● **Work to complete**:
Write the data below out in full, exactly as it stands.
----- Listed entries
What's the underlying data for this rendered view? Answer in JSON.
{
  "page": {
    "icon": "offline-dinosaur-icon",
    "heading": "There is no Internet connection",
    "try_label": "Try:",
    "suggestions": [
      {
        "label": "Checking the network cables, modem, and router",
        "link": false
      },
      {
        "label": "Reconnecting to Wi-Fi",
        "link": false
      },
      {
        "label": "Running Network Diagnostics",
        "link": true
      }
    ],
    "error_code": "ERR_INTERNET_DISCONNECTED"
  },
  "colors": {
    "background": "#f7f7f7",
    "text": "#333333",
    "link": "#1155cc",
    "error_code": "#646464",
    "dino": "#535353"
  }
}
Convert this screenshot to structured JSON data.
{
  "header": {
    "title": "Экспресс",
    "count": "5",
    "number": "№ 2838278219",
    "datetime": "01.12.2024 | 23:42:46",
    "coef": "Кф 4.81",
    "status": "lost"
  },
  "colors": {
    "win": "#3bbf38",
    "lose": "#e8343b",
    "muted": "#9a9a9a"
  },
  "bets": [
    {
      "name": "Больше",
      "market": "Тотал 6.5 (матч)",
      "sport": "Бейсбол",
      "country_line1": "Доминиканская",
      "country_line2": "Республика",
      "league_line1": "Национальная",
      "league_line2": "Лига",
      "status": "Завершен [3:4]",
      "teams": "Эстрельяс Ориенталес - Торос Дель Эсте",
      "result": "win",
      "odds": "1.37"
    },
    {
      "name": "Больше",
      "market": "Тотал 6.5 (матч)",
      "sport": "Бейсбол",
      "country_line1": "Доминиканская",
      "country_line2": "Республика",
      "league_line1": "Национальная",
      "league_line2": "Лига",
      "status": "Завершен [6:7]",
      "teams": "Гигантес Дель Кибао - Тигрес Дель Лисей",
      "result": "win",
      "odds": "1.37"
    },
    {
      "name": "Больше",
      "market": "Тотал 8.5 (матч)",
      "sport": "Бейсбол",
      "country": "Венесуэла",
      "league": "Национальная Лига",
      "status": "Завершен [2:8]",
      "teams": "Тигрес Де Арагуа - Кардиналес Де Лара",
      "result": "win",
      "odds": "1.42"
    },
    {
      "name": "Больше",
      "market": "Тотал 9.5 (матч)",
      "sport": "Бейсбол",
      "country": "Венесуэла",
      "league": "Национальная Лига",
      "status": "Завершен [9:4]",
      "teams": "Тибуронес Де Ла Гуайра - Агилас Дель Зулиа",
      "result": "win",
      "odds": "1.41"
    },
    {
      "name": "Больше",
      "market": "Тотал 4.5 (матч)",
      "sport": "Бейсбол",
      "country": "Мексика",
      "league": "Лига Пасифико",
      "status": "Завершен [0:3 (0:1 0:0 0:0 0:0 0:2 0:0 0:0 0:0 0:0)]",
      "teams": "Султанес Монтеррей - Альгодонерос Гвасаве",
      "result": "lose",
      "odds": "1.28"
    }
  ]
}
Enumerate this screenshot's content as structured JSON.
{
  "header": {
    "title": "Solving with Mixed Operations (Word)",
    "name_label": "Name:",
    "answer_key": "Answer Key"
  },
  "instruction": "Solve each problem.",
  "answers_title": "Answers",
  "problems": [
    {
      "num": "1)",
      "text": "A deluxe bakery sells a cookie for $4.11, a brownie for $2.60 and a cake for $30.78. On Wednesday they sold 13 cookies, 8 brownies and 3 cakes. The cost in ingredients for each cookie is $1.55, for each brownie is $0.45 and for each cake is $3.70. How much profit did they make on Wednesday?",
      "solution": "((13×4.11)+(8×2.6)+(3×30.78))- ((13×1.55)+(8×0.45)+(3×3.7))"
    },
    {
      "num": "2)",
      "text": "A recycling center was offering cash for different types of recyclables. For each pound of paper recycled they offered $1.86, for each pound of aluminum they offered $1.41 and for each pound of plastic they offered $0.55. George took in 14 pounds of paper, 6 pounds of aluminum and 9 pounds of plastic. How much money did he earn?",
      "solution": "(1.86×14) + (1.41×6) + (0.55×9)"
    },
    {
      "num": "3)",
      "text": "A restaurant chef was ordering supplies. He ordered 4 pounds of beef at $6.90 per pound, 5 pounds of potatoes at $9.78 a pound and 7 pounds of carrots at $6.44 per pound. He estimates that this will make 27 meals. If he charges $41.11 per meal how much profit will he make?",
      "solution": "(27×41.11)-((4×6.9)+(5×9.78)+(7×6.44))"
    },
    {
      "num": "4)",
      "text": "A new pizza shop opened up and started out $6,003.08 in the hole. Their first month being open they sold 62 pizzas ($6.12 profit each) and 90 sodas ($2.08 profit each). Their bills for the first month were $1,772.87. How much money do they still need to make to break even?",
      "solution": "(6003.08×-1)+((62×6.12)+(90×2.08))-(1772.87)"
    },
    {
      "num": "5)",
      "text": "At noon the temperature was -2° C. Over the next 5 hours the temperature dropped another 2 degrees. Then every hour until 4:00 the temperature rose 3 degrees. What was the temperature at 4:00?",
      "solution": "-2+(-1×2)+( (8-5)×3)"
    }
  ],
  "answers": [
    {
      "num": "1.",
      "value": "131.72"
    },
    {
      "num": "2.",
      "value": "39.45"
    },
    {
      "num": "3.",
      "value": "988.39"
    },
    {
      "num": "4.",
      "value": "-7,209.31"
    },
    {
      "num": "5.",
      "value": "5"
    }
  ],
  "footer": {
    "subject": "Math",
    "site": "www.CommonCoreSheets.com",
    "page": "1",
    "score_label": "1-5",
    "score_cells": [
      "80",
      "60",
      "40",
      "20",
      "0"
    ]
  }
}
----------
● **Response**:
What's the underlying data for this rendered view? Answer in JSON.
{
  "page": {
    "icon": "offline-dinosaur-icon",
    "heading": "There is no Internet connection",
    "try_label": "Try:",
    "suggestions": [
      {
        "label": "Checking the network cables, modem, and router",
        "link": false
      },
      {
        "label": "Reconnecting to Wi-Fi",
        "link": false
      },
      {
        "label": "Running Network Diagnostics",
        "link": true
      }
    ],
    "error_code": "ERR_INTERNET_DISCONNECTED"
  },
  "colors": {
    "background": "#f7f7f7",
    "text": "#333333",
    "link": "#1155cc",
    "error_code": "#646464",
    "dino": "#535353"
  }
}
Convert this screenshot to structured JSON data.
{
  "header": {
    "title": "Экспресс",
    "count": "5",
    "number": "№ 2838278219",
    "datetime": "01.12.2024 | 23:42:46",
    "coef": "Кф 4.81",
    "status": "lost"
  },
  "colors": {
    "win": "#3bbf38",
    "lose": "#e8343b",
    "muted": "#9a9a9a"
  },
  "bets": [
    {
      "name": "Больше",
      "market": "Тотал 6.5 (матч)",
      "sport": "Бейсбол",
      "country_line1": "Доминиканская",
      "country_line2": "Республика",
      "league_line1": "Национальная",
      "league_line2": "Лига",
      "status": "Завершен [3:4]",
      "teams": "Эстрельяс Ориенталес - Торос Дель Эсте",
      "result": "win",
      "odds": "1.37"
    },
    {
      "name": "Больше",
      "market": "Тотал 6.5 (матч)",
      "sport": "Бейсбол",
      "country_line1": "Доминиканская",
      "country_line2": "Республика",
      "league_line1": "Национальная",
      "league_line2": "Лига",
      "status": "Завершен [6:7]",
      "teams": "Гигантес Дель Кибао - Тигрес Дель Лисей",
      "result": "win",
      "odds": "1.37"
    },
    {
      "name": "Больше",
      "market": "Тотал 8.5 (матч)",
      "sport": "Бейсбол",
      "country": "Венесуэла",
      "league": "Национальная Лига",
      "status": "Завершен [2:8]",
      "teams": "Тигрес Де Арагуа - Кардиналес Де Лара",
      "result": "win",
      "odds": "1.42"
    },
    {
      "name": "Больше",
      "market": "Тотал 9.5 (матч)",
      "sport": "Бейсбол",
      "country": "Венесуэла",
      "league": "Национальная Лига",
      "status": "Завершен [9:4]",
      "teams": "Тибуронес Де Ла Гуайра - Агилас Дель Зулиа",
      "result": "win",
      "odds": "1.41"
    },
    {
      "name": "Больше",
      "market": "Тотал 4.5 (матч)",
      "sport": "Бейсбол",
      "country": "Мексика",
      "league": "Лига Пасифико",
      "status": "Завершен [0:3 (0:1 0:0 0:0 0:0 0:2 0:0 0:0 0:0 0:0)]",
      "teams": "Султанес Монтеррей - Альгодонерос Гвасаве",
      "result": "lose",
      "odds": "1.28"
    }
  ]
}
Enumerate this screenshot's content as structured JSON.
{
  "header": {
    "title": "Solving with Mixed Operations (Word)",
    "name_label": "Name:",
    "answer_key": "Answer Key"
  },
  "instruction": "Solve each problem.",
  "answers_title": "Answers",
  "problems": [
    {
      "num": "1)",
      "text": "A deluxe bakery sells a cookie for $4.11, a brownie for $2.60 and a cake for $30.78. On Wednesday they sold 13 cookies, 8 brownies and 3 cakes. The cost in ingredients for each cookie is $1.55, for each brownie is $0.45 and for each cake is $3.70. How much profit did they make on Wednesday?",
      "solution": "((13×4.11)+(8×2.6)+(3×30.78))- ((13×1.55)+(8×0.45)+(3×3.7))"
    },
    {
      "num": "2)",
      "text": "A recycling center was offering cash for different types of recyclables. For each pound of paper recycled they offered $1.86, for each pound of aluminum they offered $1.41 and for each pound of plastic they offered $0.55. George took in 14 pounds of paper, 6 pounds of aluminum and 9 pounds of plastic. How much money did he earn?",
      "solution": "(1.86×14) + (1.41×6) + (0.55×9)"
    },
    {
      "num": "3)",
      "text": "A restaurant chef was ordering supplies. He ordered 4 pounds of beef at $6.90 per pound, 5 pounds of potatoes at $9.78 a pound and 7 pounds of carrots at $6.44 per pound. He estimates that this will make 27 meals. If he charges $41.11 per meal how much profit will he make?",
      "solution": "(27×41.11)-((4×6.9)+(5×9.78)+(7×6.44))"
    },
    {
      "num": "4)",
      "text": "A new pizza shop opened up and started out $6,003.08 in the hole. Their first month being open they sold 62 pizzas ($6.12 profit each) and 90 sodas ($2.08 profit each). Their bills for the first month were $1,772.87. How much money do they still need to make to break even?",
      "solution": "(6003.08×-1)+((62×6.12)+(90×2.08))-(1772.87)"
    },
    {
      "num": "5)",
      "text": "At noon the temperature was -2° C. Over the next 5 hours the temperature dropped another 2 degrees. Then every hour until 4:00 the temperature rose 3 degrees. What was the temperature at 4:00?",
      "solution": "-2+(-1×2)+( (8-5)×3)"
    }
  ],
  "answers": [
    {
      "num": "1.",
      "value": "131.72"
    },
    {
      "num": "2.",
      "value": "39.45"
    },
    {
      "num": "3.",
      "value": "988.39"
    },
    {
      "num": "4.",
      "value": "-7,209.31"
    },
    {
      "num": "5.",
      "value": "5"
    }
  ],
  "footer": {
    "subject": "Math",
    "site": "www.CommonCoreSheets.com",
    "page": "1",
    "score_label": "1-5",
    "score_cells": [
      "80",
      "60",
      "40",
      "20",
      "0"
    ]
  }
}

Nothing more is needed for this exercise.